That is the simple formulation of the gospel. More thoroughly we could say that the whole Bible is the gospel. It is a book about the God who rescues people from their moral and spiritual rebellion against him. The teaching of the Bible, the gospel, can be summarized under four heads: God, Man, Jesus Christ, and Our Response.
Firstly, the gospel teaches that God is our creator. Thus he has the right to rule and command us as he does in his law. God is also holy, that is, he is absolutely pure morally, and he hates and punishes rebellion on the part of his creatures. He is more holy than anyone would ever imagine.
Secondly, the gospel teaches us about human beings. We are creatures made by God and for God. We were originally created to live in relationship with God and we were morally pure. But because our first parents rebelled against God (just as we also all have done), human beings are now cut off from relationship with God and are subject to his condemnation. We are more sinful than we ever dared believe.
Thirdly, the gospel teaches us what Jesus Christ has done for sinners like us. He became a man and lived a life of perfect obedience to God’s law, and then died as a sacrifice in our place under the judgment of God. He was raised from the dead and now reigns in heaven.
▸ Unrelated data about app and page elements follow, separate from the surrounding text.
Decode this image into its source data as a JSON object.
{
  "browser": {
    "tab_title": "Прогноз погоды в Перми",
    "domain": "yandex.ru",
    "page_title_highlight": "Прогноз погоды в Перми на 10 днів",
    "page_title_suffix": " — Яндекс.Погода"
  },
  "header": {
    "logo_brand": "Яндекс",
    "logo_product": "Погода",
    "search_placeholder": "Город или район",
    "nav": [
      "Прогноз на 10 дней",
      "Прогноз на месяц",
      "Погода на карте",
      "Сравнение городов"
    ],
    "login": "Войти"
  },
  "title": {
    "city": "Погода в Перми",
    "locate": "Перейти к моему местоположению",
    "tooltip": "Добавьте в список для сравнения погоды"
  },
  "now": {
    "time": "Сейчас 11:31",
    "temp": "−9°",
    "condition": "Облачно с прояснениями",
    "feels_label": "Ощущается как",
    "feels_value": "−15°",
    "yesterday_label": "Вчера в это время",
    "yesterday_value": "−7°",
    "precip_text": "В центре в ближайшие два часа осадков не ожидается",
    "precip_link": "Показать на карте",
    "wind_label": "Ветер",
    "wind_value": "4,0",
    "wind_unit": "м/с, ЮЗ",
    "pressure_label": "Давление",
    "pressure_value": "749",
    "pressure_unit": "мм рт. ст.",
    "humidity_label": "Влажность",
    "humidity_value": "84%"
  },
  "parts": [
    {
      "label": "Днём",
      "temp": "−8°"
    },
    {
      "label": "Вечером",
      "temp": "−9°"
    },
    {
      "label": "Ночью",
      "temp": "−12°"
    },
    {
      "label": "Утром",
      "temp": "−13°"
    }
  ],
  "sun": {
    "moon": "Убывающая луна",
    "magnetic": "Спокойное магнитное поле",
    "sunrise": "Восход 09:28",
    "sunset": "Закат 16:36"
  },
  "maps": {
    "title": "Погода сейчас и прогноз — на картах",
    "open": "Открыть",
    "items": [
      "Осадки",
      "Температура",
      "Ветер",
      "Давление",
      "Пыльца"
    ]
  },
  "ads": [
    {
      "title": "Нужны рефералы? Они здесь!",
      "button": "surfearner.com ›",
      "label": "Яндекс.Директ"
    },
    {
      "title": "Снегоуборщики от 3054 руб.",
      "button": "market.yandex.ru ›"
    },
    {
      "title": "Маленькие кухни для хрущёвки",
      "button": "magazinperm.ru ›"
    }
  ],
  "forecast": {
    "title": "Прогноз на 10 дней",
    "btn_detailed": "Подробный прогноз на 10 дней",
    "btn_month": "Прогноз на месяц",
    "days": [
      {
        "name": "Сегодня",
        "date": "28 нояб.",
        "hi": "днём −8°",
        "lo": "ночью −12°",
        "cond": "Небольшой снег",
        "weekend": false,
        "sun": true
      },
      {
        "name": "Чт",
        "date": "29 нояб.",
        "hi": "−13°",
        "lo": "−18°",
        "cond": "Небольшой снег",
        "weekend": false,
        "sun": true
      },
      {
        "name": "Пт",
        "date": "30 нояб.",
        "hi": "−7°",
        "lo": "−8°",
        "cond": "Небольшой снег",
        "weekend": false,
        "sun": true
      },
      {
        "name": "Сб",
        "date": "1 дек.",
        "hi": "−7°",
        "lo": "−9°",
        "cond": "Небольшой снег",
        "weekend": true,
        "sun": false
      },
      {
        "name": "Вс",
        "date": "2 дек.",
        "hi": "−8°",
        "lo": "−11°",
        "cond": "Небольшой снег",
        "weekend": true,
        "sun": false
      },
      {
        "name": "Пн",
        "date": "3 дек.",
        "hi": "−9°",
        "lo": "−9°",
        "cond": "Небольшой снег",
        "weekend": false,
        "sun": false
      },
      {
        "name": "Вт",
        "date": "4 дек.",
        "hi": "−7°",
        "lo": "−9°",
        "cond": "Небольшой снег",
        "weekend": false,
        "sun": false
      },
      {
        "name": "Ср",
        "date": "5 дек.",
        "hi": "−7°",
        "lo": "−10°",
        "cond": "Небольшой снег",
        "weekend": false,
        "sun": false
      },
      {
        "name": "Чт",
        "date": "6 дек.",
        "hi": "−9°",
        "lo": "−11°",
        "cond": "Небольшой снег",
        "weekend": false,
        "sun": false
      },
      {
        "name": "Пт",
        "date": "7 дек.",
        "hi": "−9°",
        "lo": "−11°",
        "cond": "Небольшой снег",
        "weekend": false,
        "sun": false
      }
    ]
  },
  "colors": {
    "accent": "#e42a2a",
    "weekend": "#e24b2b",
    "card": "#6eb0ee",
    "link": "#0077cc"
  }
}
The condemnation that he suffered takes away the necessity that we suffer judgment for our own sins- “God made him who had no sin to be sin for us.” The righteous life he lived is credited to us, not because we are actually righteous, but because of God’s mercy and grace- “in him we might become the righteousness of God.”
Fourthly, the gospel teaches us how to respond to the good news. We turn away from our rebellion and put our trust in Jesus Christ. Despairing of our own worthiness to stand before God, we believe the promise that those who trust in Jesus Christ will be forgiven and declared righteous. Those who put their faith in Jesus Christ are accepted as loved sons and daughters of God, and God sends his Spirit to live in them.
Martin Luther said that a sinner trying to believe the gospel was like a drunk man trying to ride a horse; he will always be falling off on one side or the other. The two errors that the sides of the horse represent are 1) legalism or moralism and 2) pragmatism or relativism or antinomianism.
Moralism is the view that a person is made acceptable to God through his own attainments. Moralists are usually very religious, and often very conservative in their religion. Legalism tends to stress truth without grace. Moralists are usually very rules oriented, and depending on their success in keeping the rules they will be either arrogantly self-righteous or depressed and morose. If they go to Jesus for forgiveness, it is just to ask him to fill in the gaps they have left in their own religious performance. For the moralist, the cross is not the only basis for acceptance by God, but is an adjunct to our performance.
Pragmatists are often irreligious, or prefer more liberal religion. They tend to stress grace over truth, assuming everyone is accepted by God and that we each have to decide what we think is true for us. Often relativists will talk about God’s love, but since they do not see them selves as deeply sinful people, God’s love for them costs him nothing. For them the cross is not the necessary condition of our acceptance by God.
The gospel holds out to us a whole new system of approach to God. It rejects our attempts to justify ourselves before God, to be our own saviors and lords. It rejects both our pragmatic presumption and our religious attempts to earn our way into God’s favor. It destroys the perception that Christianity is just an invitation to become more religious. The gospel will not let us think Jesus is just a coach to help us get stronger where we are weak. To be a Christian is to turn from self-justification of all sorts and to rely exclusively on Jesus’ record for a relationship with God.
Christians and non-Christians both stumble over the two counterfeits of the gospel. Many Churches are deeply moralistic or deeply relativistic. Christians who understand the gospel very clearly still look like the drunk man on the horse, as the desire to justify ourselves and trust in our own performance continually reappears.
The gospel tells the pragmatist that he is more flawed and sinful than he ever dared believe. The gospel tells the moralist that he is more loved and accepted than he ever dared hope.